Leanne is a 9. She struggles with passivity, going along with other people’s agendas to keep the peace, and becomes dependent on Bayou to play the role of her “rescuer” rather than being motivated to change her fate herself. It’s only after she sees him again that she thinks about leaving her marriage and running away, because she knows he will be there for her and she sees him as a way out, so she doesn’t have to do it alone. We never find out how she wound up married to a man she does not even like, but the fact that it happened suggests she could not defy her mother, and despite her “sensitivity toward Negroes,” her son grows up a racist like his (fake) father. Her refusal to admit to the seriousness of her situation is a 9’s refusal to face the unpleasant side of life, although she does show her line to 6—becoming anxious about Bayou’s safety (after the fact; she is not cautious enough for a 6) and worried for her own after her husband threatens to hurt her if she leaves him (he tells her that he will take her out on the river, and claim it an accident). She tries to use fears about her son’s skin getting darker as an excuse to run away from her problems. 9s can be full of anger about their situation, but see it all as hopeless and give up on it, which is Leanne seems to have done after Bayou’s death. But she also shows spunk on a regular basis, by drawing strong boundaries—a 9 can only do this if they are 8 winged. She lays down the law about not being called Bucket immediately. She defies her grandfather by sneaking out at night, even though he won’t let her see young men. Once she decides she wants Bayou, she insists on going to him. She tries several times to run away, even if she always winds up staying. She is much freer of “should” super-ego thinking than he is, as well. Leanne appears to be a sexual subtype. She doesn’t let anything stand in the way of her being with Bayou, and is blinded toward the risks involved—for him as well as herself, but not completely oblivious to them, so I see her as an sx/sp who just wants to be with him.

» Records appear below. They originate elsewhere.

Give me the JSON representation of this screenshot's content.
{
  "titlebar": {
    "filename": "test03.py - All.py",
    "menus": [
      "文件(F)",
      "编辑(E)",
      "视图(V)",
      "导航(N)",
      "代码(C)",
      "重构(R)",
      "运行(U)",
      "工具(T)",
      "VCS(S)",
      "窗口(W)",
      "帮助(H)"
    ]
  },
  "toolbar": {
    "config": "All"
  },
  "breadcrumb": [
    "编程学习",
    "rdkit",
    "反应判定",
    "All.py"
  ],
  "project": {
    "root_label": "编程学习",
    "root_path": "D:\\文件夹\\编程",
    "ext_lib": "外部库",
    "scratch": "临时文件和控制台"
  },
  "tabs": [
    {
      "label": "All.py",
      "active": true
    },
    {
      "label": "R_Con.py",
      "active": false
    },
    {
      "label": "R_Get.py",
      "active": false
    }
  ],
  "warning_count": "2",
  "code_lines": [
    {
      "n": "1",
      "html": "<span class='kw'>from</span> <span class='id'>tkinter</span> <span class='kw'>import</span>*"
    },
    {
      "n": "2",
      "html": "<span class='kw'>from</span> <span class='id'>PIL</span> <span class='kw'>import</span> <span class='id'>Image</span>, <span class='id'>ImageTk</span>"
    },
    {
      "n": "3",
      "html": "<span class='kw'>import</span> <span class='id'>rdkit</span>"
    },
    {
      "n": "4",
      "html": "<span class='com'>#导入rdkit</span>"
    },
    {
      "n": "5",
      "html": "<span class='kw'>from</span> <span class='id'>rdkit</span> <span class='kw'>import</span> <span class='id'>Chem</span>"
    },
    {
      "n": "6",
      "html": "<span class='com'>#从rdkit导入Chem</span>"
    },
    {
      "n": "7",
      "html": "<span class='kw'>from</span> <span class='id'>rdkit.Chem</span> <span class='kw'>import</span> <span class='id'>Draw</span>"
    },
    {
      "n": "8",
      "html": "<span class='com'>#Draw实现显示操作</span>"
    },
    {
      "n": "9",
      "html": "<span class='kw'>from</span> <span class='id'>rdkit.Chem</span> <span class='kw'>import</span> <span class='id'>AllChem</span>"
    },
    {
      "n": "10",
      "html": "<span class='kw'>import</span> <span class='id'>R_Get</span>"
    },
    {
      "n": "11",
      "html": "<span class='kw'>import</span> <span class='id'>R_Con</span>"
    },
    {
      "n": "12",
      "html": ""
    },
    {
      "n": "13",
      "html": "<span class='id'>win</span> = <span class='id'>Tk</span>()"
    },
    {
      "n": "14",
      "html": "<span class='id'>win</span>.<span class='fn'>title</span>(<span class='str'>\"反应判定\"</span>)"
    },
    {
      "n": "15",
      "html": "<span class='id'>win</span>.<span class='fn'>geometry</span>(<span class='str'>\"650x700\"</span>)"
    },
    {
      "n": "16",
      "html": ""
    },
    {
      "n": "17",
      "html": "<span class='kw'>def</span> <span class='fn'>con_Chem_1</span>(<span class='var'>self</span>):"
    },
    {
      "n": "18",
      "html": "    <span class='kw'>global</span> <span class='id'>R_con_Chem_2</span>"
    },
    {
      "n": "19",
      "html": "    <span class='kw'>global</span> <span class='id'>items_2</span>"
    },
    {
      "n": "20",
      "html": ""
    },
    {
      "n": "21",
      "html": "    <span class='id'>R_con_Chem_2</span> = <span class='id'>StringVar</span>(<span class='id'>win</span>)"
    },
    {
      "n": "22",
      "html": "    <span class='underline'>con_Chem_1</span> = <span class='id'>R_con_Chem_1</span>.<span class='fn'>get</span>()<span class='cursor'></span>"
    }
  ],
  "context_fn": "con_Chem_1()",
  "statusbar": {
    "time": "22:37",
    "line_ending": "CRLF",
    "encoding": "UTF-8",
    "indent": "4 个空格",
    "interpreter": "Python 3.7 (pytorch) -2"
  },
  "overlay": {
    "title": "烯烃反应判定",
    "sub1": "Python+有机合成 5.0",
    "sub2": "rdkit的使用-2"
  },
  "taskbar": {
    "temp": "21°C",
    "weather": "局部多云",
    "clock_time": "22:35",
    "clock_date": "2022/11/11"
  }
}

Willie shows all the unhealthy attributes of a 3—arrogant, self-confident, and full of bravado, but also desperate to win praise and approval. He can’t stand it when Bayou is more famous than he is, and has the spotlight, because that’s all he has ever wanted in life, to earn a position in this club and be a headline musician. But in a high Se way, he often sabotages himself—he’s so indignant that his manager didn’t get him a “sure thing,” he storms out of the building rather than wait for his audition or take the chance, and then is angry that Bayou stuck around and impressed the club owner. He tries hard to steal attention away from him, but his drug addiction and drinking problem causes him to humiliate himself in public, after which he takes refuge in shooting up/self-numbing. His sense of persecution and how cruelly he exposes the truth about Bayou’s illegitimacy, suggests a 4 wing tendency to overreact and lash out at people. He is not social blind, but he could be self-preservation blind. 

Bayou: ISFJ 1w2 so/sp

Leanne: INFP 9w8 sx/sp

Willie: ESTP 3w4 so/sx or so/sp